However, dogs with food allergies may benefit from this type of diet.
You should discuss with your veterinarian if grain-free is right for your pup.
Purina Beyond White Meat Chicken and Egg Recipe* provides an affordable grain-free option with this recipe.
This recipe is free of artificial flavors, colors, and preservatives.
Contrary to popular belief, relying on pet food labels isn’t a great way to choose the best dog food for German Shepherds.
These labels don’t give much useful information, and ingredient lists often contain marketing ploys.
It’s important to research the foods you are interested in to ensure they are made by responsible companies that use quality ingredients.
A trustworthy brand will also follow AAFCO guidelines and standards for nutrition.
You should discuss your German Shepherd’s diet with your veterinarian to ensure she is meeting her nutritional needs throughout her lifetime.
Check out more fun German Shepherd facts here!
Affiliate link disclosure: Links in this article marked with an * are affiliate links, and we may receive a small commission if you purchase these products.
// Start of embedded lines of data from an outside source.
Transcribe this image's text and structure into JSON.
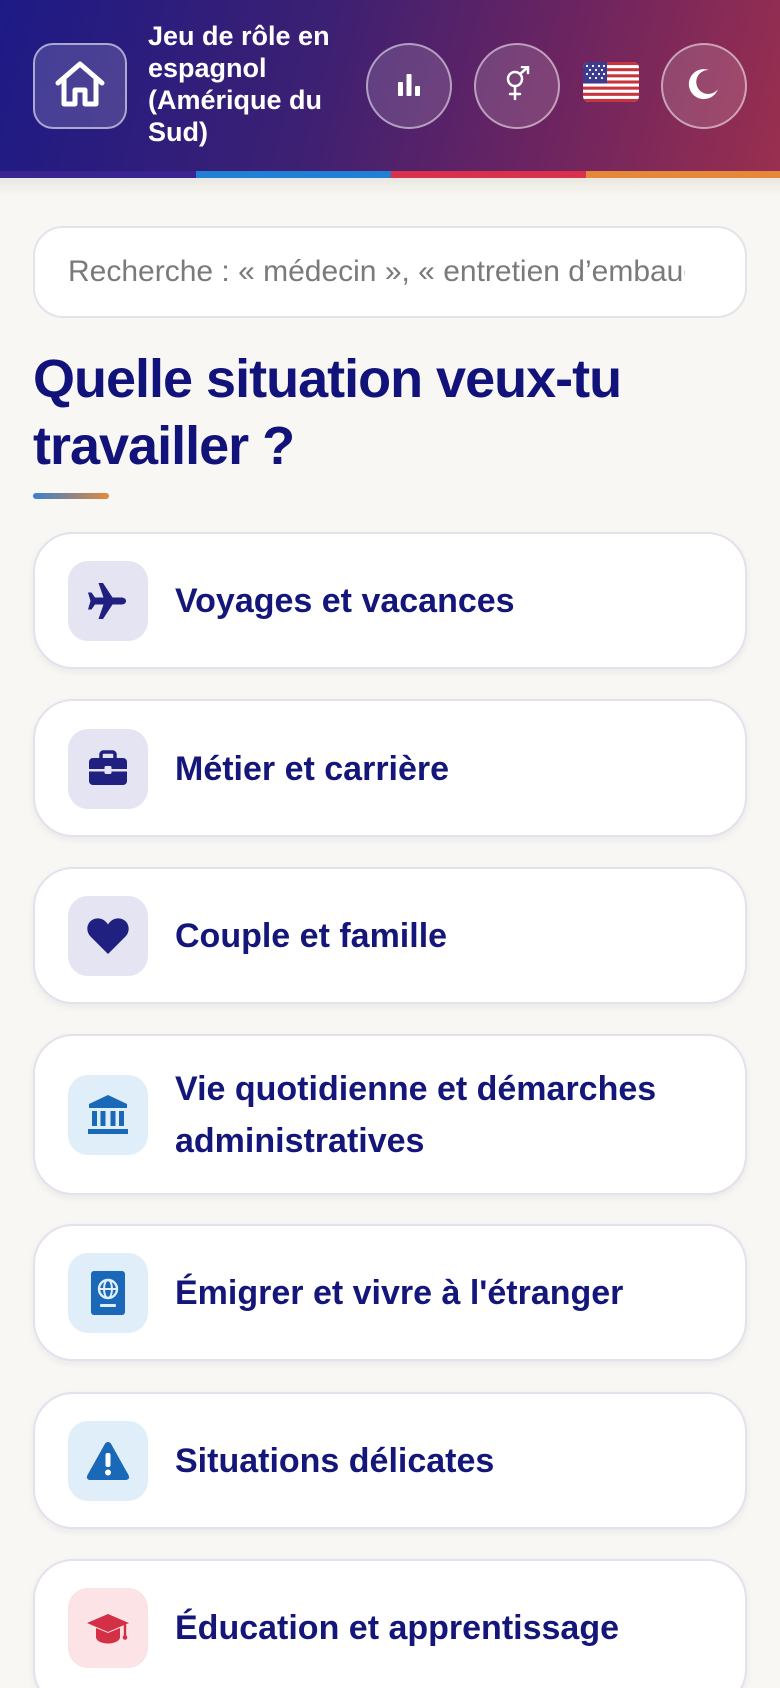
{
  "header": {
    "title": "Jeu de rôle en espagnol (Amérique du Sud)",
    "home_icon": "home-icon",
    "stats_icon": "bar-chart-icon",
    "gender_icon": "gender-icon",
    "language_flag": "us-flag",
    "theme_icon": "moon-icon",
    "stripe_colors": [
      "#3a2590",
      "#1f80d6",
      "#d9304b",
      "#e6883a"
    ]
  },
  "search": {
    "placeholder": "Recherche : « médecin », « entretien d’embauche » ..."
  },
  "main": {
    "heading": "Quelle situation veux-tu travailler ?",
    "categories": [
      {
        "label": "Voyages et vacances",
        "icon": "airplane-icon",
        "icon_color": "#1f2080",
        "icon_bg": "#e5e4f2"
      },
      {
        "label": "Métier et carrière",
        "icon": "briefcase-icon",
        "icon_color": "#1f2080",
        "icon_bg": "#e5e4f2"
      },
      {
        "label": "Couple et famille",
        "icon": "heart-icon",
        "icon_color": "#1f2080",
        "icon_bg": "#e5e4f2"
      },
      {
        "label": "Vie quotidienne et démarches administratives",
        "icon": "bank-icon",
        "icon_color": "#1a68b8",
        "icon_bg": "#dfeef9"
      },
      {
        "label": "Émigrer et vivre à l'étranger",
        "icon": "passport-icon",
        "icon_color": "#1a68b8",
        "icon_bg": "#dfeef9"
      },
      {
        "label": "Situations délicates",
        "icon": "warning-icon",
        "icon_color": "#1a68b8",
        "icon_bg": "#dfeef9"
      },
      {
        "label": "Éducation et apprentissage",
        "icon": "graduation-cap-icon",
        "icon_color": "#d32f45",
        "icon_bg": "#fbe3e6"
      }
    ]
  }
}
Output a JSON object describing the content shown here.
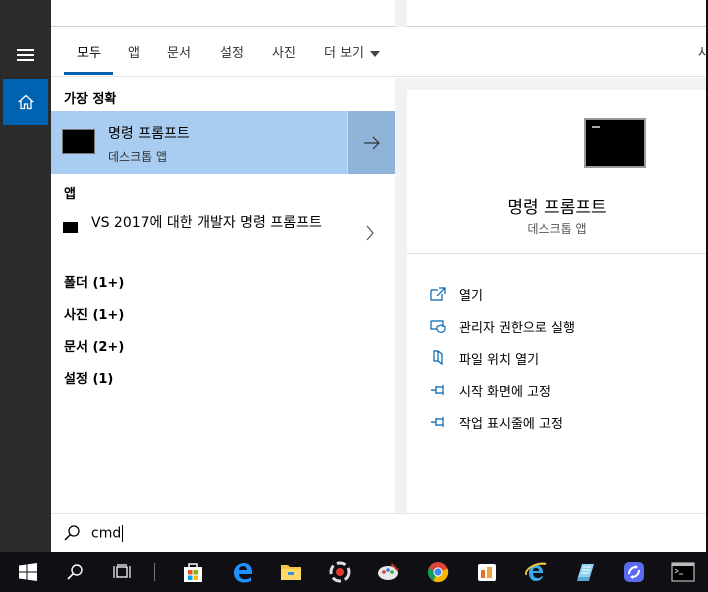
{
  "tabs": [
    {
      "label": "모두"
    },
    {
      "label": "앱"
    },
    {
      "label": "문서"
    },
    {
      "label": "설정"
    },
    {
      "label": "사진"
    },
    {
      "label": "더 보기"
    }
  ],
  "tabs_overflow": "사",
  "sections": {
    "best_match": "가장 정확",
    "apps": "앱"
  },
  "best_match": {
    "title": "명령 프롬프트",
    "subtitle": "데스크톱 앱"
  },
  "app_result": {
    "title": "VS 2017에 대한 개발자 명령 프롬프트"
  },
  "categories": [
    {
      "label": "폴더 (1+)"
    },
    {
      "label": "사진 (1+)"
    },
    {
      "label": "문서 (2+)"
    },
    {
      "label": "설정 (1)"
    }
  ],
  "preview": {
    "title": "명령 프롬프트",
    "subtitle": "데스크톱 앱",
    "actions": [
      {
        "label": "열기",
        "icon": "open-icon"
      },
      {
        "label": "관리자 권한으로 실행",
        "icon": "shield-icon"
      },
      {
        "label": "파일 위치 열기",
        "icon": "file-location-icon"
      },
      {
        "label": "시작 화면에 고정",
        "icon": "pin-icon"
      },
      {
        "label": "작업 표시줄에 고정",
        "icon": "pin-icon"
      }
    ]
  },
  "search": {
    "value": "cmd"
  },
  "colors": {
    "accent": "#0063b1",
    "best_match_bg": "#a8cdf0",
    "rail_bg": "#2b2b2b",
    "taskbar_bg": "#0f0f14"
  },
  "taskbar": [
    {
      "name": "windows-start-icon"
    },
    {
      "name": "search-icon"
    },
    {
      "name": "task-view-icon"
    },
    {
      "name": "store-icon"
    },
    {
      "name": "edge-icon"
    },
    {
      "name": "file-explorer-icon"
    },
    {
      "name": "app-icon"
    },
    {
      "name": "paint-icon"
    },
    {
      "name": "chrome-icon"
    },
    {
      "name": "app-icon"
    },
    {
      "name": "internet-explorer-icon"
    },
    {
      "name": "app-icon"
    },
    {
      "name": "app-icon"
    },
    {
      "name": "command-prompt-icon"
    }
  ]
}
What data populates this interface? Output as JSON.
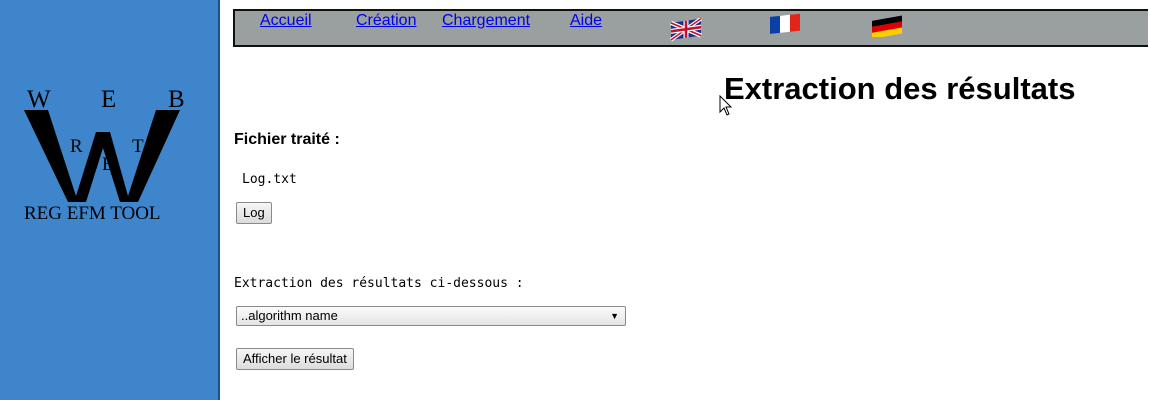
{
  "logo": {
    "letters_top": [
      "W",
      "E",
      "B"
    ],
    "letters_inner": [
      "R",
      "E",
      "T"
    ],
    "tagline": "REG EFM TOOL"
  },
  "nav": {
    "links": [
      {
        "label": "Accueil"
      },
      {
        "label": "Création"
      },
      {
        "label": "Chargement"
      },
      {
        "label": "Aide"
      }
    ],
    "flags": [
      "uk-flag-icon",
      "france-flag-icon",
      "germany-flag-icon"
    ]
  },
  "main": {
    "title": "Extraction des résultats",
    "file_label": "Fichier traité :",
    "file_name": "Log.txt",
    "log_button": "Log",
    "extract_label": "Extraction des résultats ci-dessous :",
    "algorithm_select": {
      "selected": "..algorithm name"
    },
    "show_result_button": "Afficher le résultat"
  },
  "colors": {
    "sidebar": "#3f85cb",
    "navbar": "#9aa0a0",
    "link": "#0000ee"
  }
}
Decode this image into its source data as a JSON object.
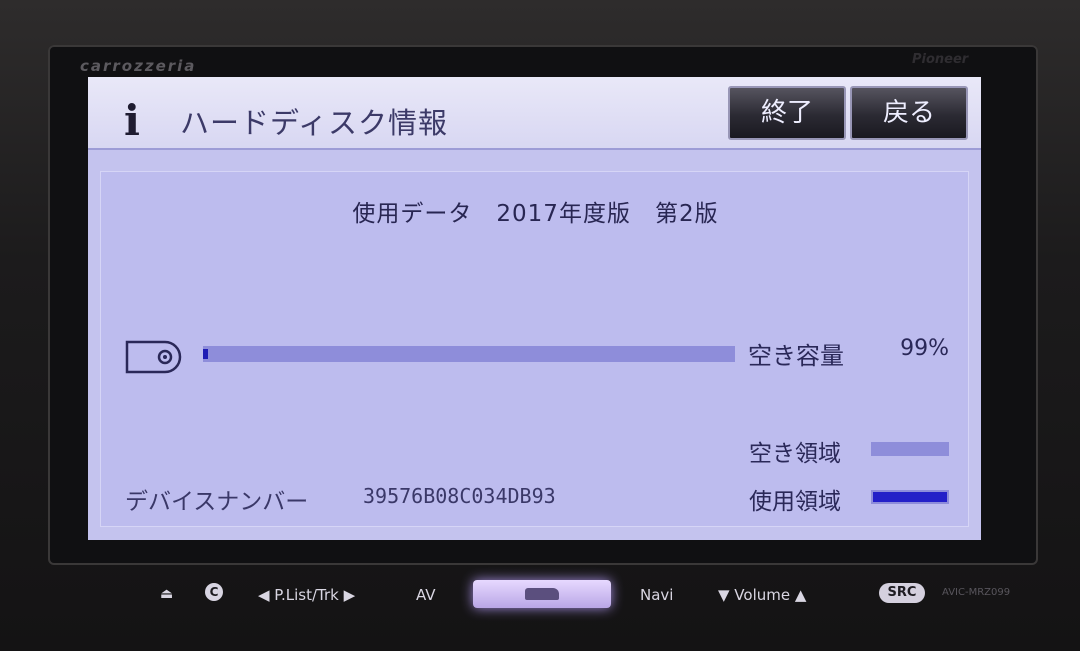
{
  "device": {
    "brand": "carrozzeria",
    "brand_right": "Pioneer",
    "model": "AVIC-MRZ099"
  },
  "header": {
    "icon": "info-icon",
    "title": "ハードディスク情報",
    "end_label": "終了",
    "back_label": "戻る"
  },
  "main": {
    "data_version": "使用データ　2017年度版　第2版",
    "free_capacity_label": "空き容量",
    "free_capacity_value": "99%",
    "free_fraction": 0.99,
    "legend_free_label": "空き領域",
    "legend_used_label": "使用領域",
    "serial_label": "デバイスナンバー",
    "serial_value": "39576B08C034DB93"
  },
  "hardware_buttons": {
    "eject": "⏏",
    "c_label": "C",
    "plist": "◀ P.List/Trk ▶",
    "av": "AV",
    "navi": "Navi",
    "volume": "▼  Volume  ▲",
    "src": "SRC"
  },
  "colors": {
    "screen_bg": "#c4c3ee",
    "free_bar": "#8e8dda",
    "used_bar": "#2420c8"
  }
}
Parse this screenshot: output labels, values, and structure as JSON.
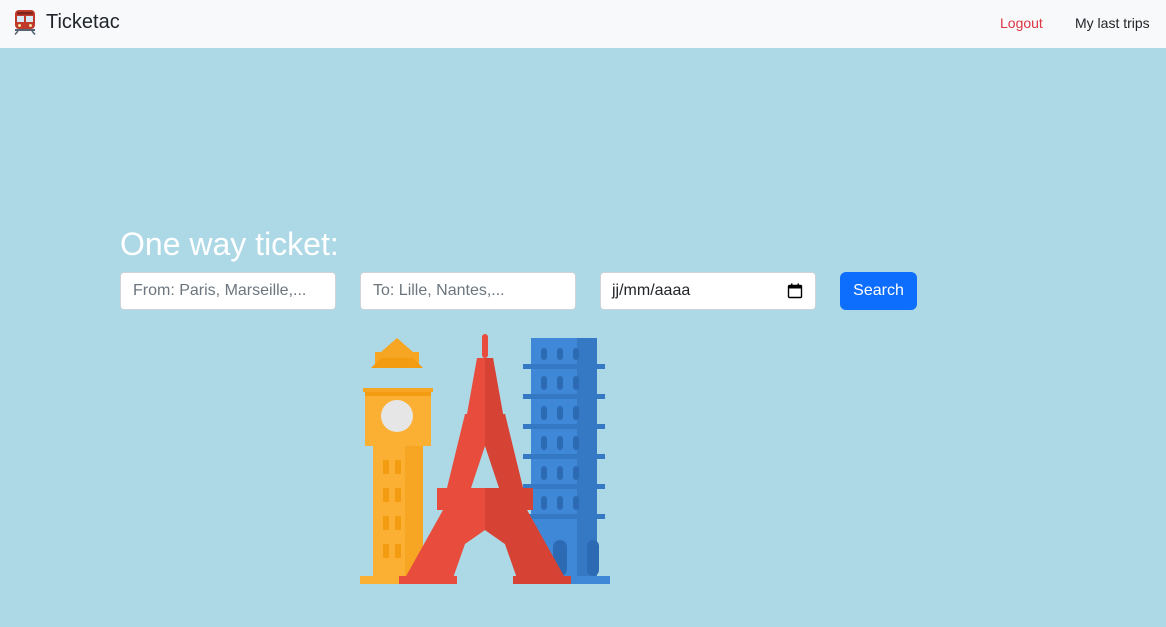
{
  "navbar": {
    "brand": "Ticketac",
    "brand_icon": "train-icon",
    "links": {
      "logout": "Logout",
      "last_trips": "My last trips"
    }
  },
  "search": {
    "title": "One way ticket:",
    "from_placeholder": "From: Paris, Marseille,...",
    "to_placeholder": "To: Lille, Nantes,...",
    "date_placeholder": "jj/mm/aaaa",
    "button_label": "Search"
  },
  "illustration": {
    "icon": "landmarks-illustration"
  },
  "colors": {
    "background": "#add8e6",
    "navbar": "#f8f9fa",
    "logout": "#dc3545",
    "primary": "#0d6efd"
  }
}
However, we selected them for inclusion independently, and all of the views expressed in this article are our own.
Axelsson, Erik, et al, “The genomic signature of dog domestication reveals adaptation to a starch-rich diet.” Nature, vol. 485, no. 7441, Jan 2013.
“FDA Investigation into Potential Link between Certain Diets and Canine Dilated Cardiomyopathy.” U.S. Food & Drug Administration, 19 Feb. 2019.
Freeman, Lisa M, “Stop reading your pet food ingredient list!” Clinical Nutrition Service, Cummings Veterinary Medical Center at Tufts University, 1 Mar. 2019.
Freeman, Lisa M., et al, “Why you shouldn’t judge a pet food by its ingredient list.” Clinical Nutrition Service, Cummings Veterinary Medical Center at Tufts University, 21 June 2016.
Heinz, Cailin R, “Breed Specific vs All Breed Diets.” Clinical Nutrition Service, Cummings Veterinary Medical Center at Tufts University, 2 August 2018.
“WSAVA Global Nutrition Committee: Recommendations on Selecting Pet Foods.” World Small Animal Veterinary Association.